AVAILABLE RECORDS.
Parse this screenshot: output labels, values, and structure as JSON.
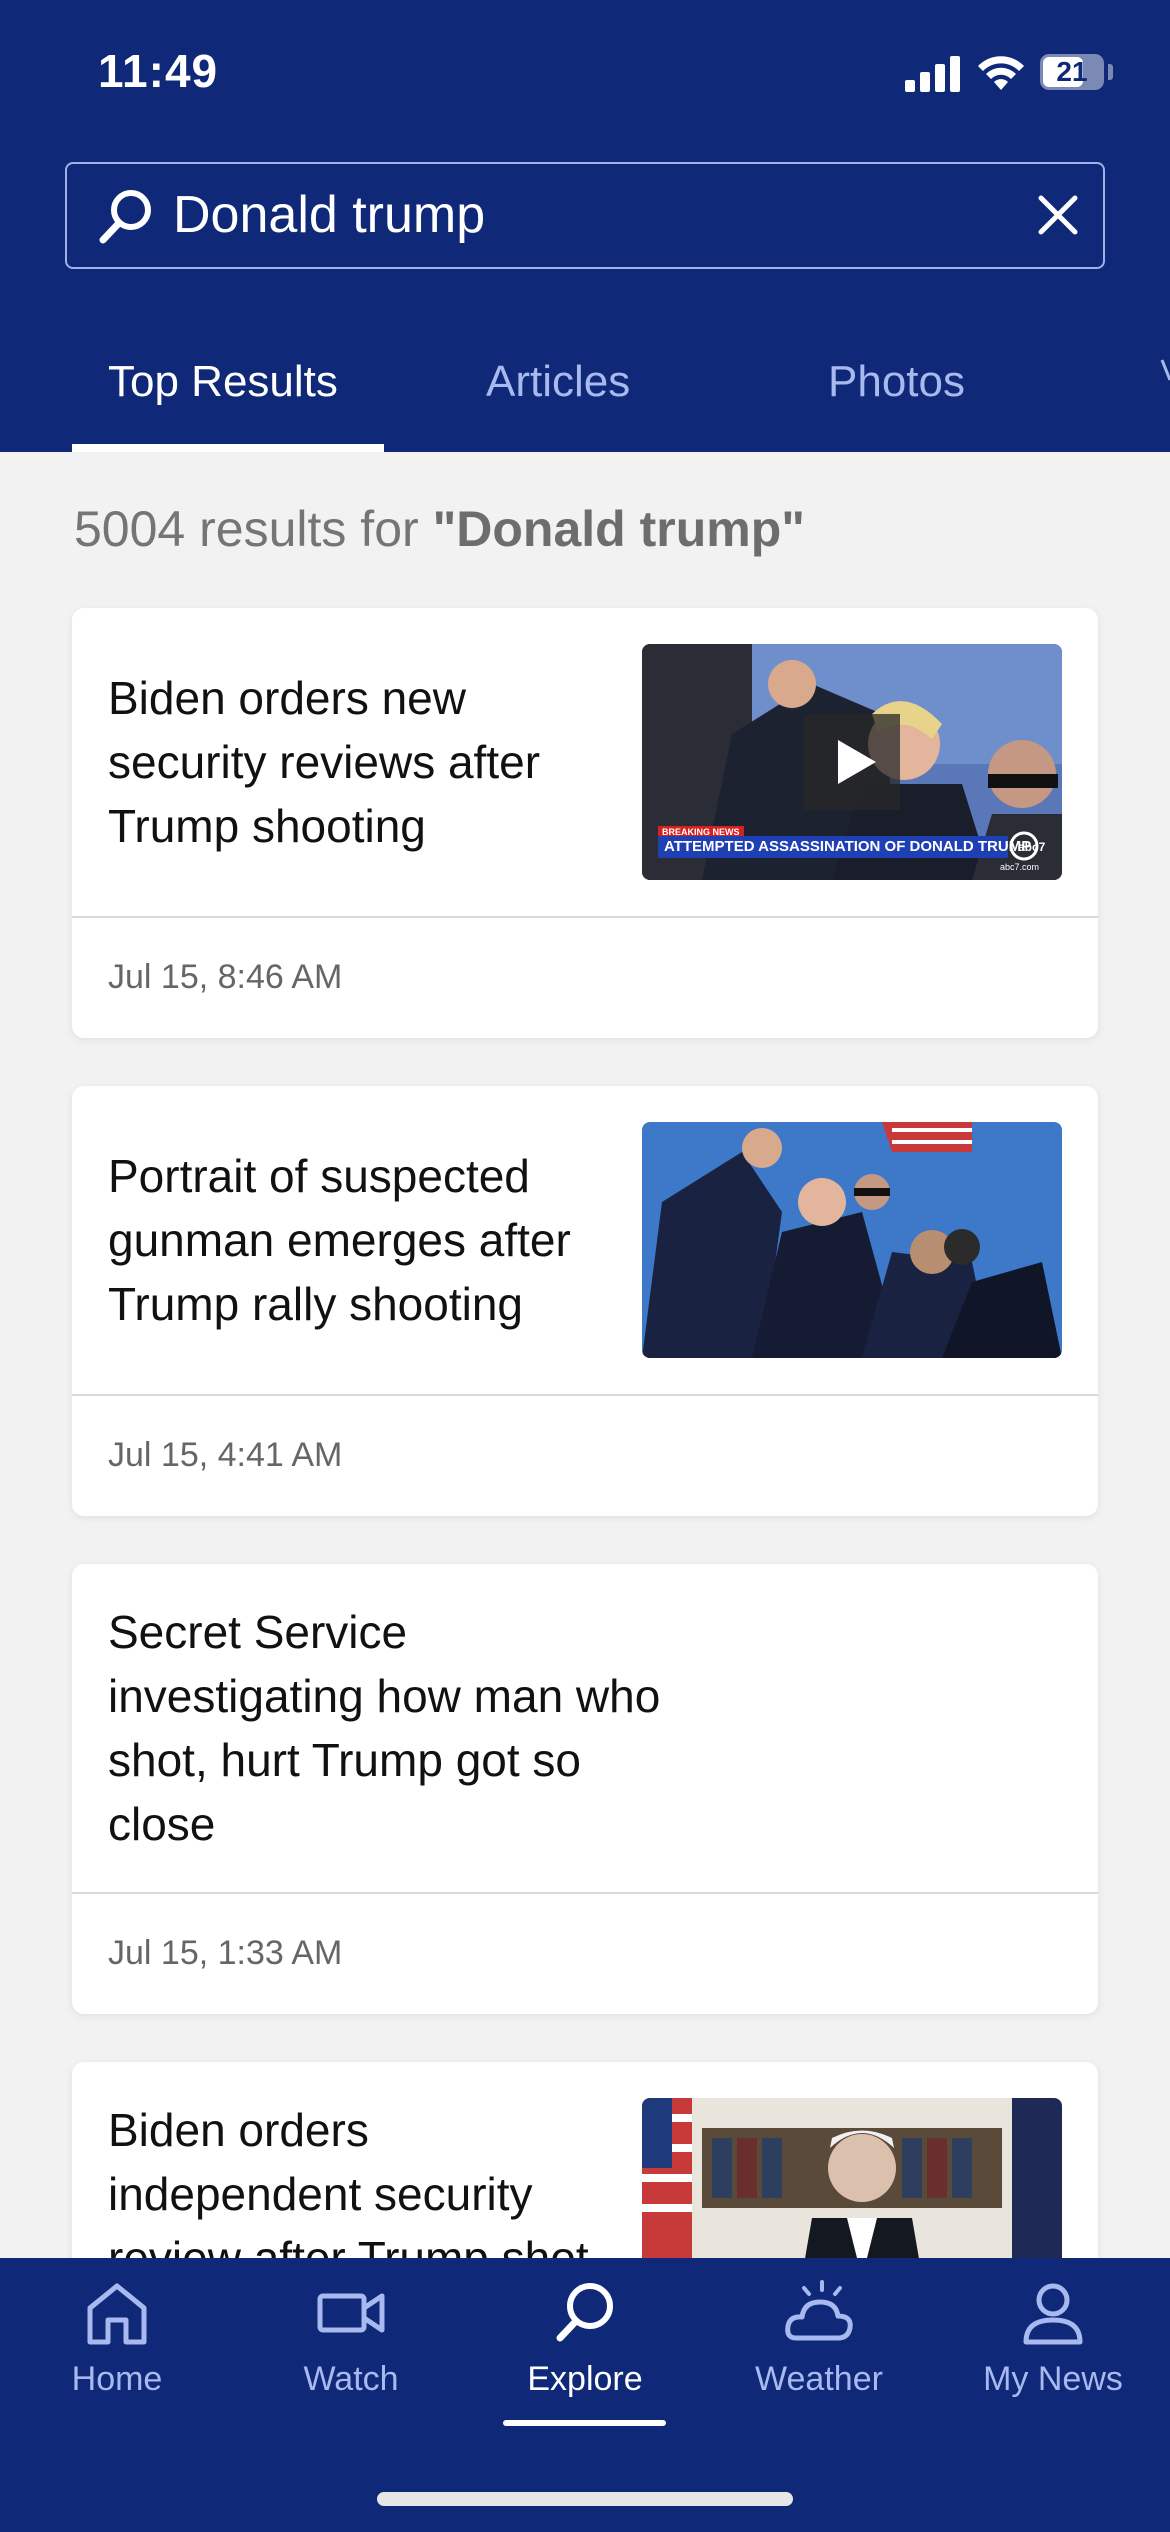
{
  "status_bar": {
    "time": "11:49",
    "battery": "21"
  },
  "search": {
    "query": "Donald trump"
  },
  "tabs": [
    {
      "label": "Top Results",
      "active": true
    },
    {
      "label": "Articles",
      "active": false
    },
    {
      "label": "Photos",
      "active": false
    }
  ],
  "results": {
    "count": "5004",
    "prefix": "results for",
    "query_quoted": "\"Donald trump\""
  },
  "articles": [
    {
      "title": "Biden orders new security reviews after Trump shooting",
      "date": "Jul 15, 8:46 AM",
      "thumbnail": "video",
      "video_overlay": {
        "badge": "BREAKING NEWS",
        "ticker": "ATTEMPTED ASSASSINATION OF DONALD TRUMP",
        "logo": "abc7",
        "logo_sub": "abc7.com"
      }
    },
    {
      "title": "Portrait of suspected gunman emerges after Trump rally shooting",
      "date": "Jul 15, 4:41 AM",
      "thumbnail": "photo"
    },
    {
      "title": "Secret Service investigating how man who shot, hurt Trump got so close",
      "date": "Jul 15, 1:33 AM",
      "thumbnail": null
    },
    {
      "title": "Biden orders independent security review after Trump shot",
      "date": "",
      "thumbnail": "photo"
    }
  ],
  "bottom_nav": [
    {
      "label": "Home",
      "icon": "home-icon",
      "active": false
    },
    {
      "label": "Watch",
      "icon": "video-camera-icon",
      "active": false
    },
    {
      "label": "Explore",
      "icon": "search-icon",
      "active": true
    },
    {
      "label": "Weather",
      "icon": "weather-sun-cloud-icon",
      "active": false
    },
    {
      "label": "My News",
      "icon": "person-icon",
      "active": false
    }
  ],
  "colors": {
    "header_bg": "#0f2878",
    "tab_inactive": "#a8b9ef",
    "card_bg": "#ffffff",
    "page_bg": "#f2f2f2"
  }
}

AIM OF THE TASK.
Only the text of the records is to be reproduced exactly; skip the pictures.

SOLUTION FOR THIS TASK.
Parse this screenshot: output labels, values, and structure as JSON.
{
  "status_bar": {
    "time": "11:49",
    "battery": "21"
  },
  "search": {
    "query": "Donald trump"
  },
  "tabs": [
    {
      "label": "Top Results",
      "active": true
    },
    {
      "label": "Articles",
      "active": false
    },
    {
      "label": "Photos",
      "active": false
    }
  ],
  "results": {
    "count": "5004",
    "prefix": "results for",
    "query_quoted": "\"Donald trump\""
  },
  "articles": [
    {
      "title": "Biden orders new security reviews after Trump shooting",
      "date": "Jul 15, 8:46 AM",
      "thumbnail": "video",
      "video_overlay": {
        "badge": "BREAKING NEWS",
        "ticker": "ATTEMPTED ASSASSINATION OF DONALD TRUMP",
        "logo": "abc7",
        "logo_sub": "abc7.com"
      }
    },
    {
      "title": "Portrait of suspected gunman emerges after Trump rally shooting",
      "date": "Jul 15, 4:41 AM",
      "thumbnail": "photo"
    },
    {
      "title": "Secret Service investigating how man who shot, hurt Trump got so close",
      "date": "Jul 15, 1:33 AM",
      "thumbnail": null
    },
    {
      "title": "Biden orders independent security review after Trump shot",
      "date": "",
      "thumbnail": "photo"
    }
  ],
  "bottom_nav": [
    {
      "label": "Home",
      "icon": "home-icon",
      "active": false
    },
    {
      "label": "Watch",
      "icon": "video-camera-icon",
      "active": false
    },
    {
      "label": "Explore",
      "icon": "search-icon",
      "active": true
    },
    {
      "label": "Weather",
      "icon": "weather-sun-cloud-icon",
      "active": false
    },
    {
      "label": "My News",
      "icon": "person-icon",
      "active": false
    }
  ],
  "colors": {
    "header_bg": "#0f2878",
    "tab_inactive": "#a8b9ef",
    "card_bg": "#ffffff",
    "page_bg": "#f2f2f2"
  }
}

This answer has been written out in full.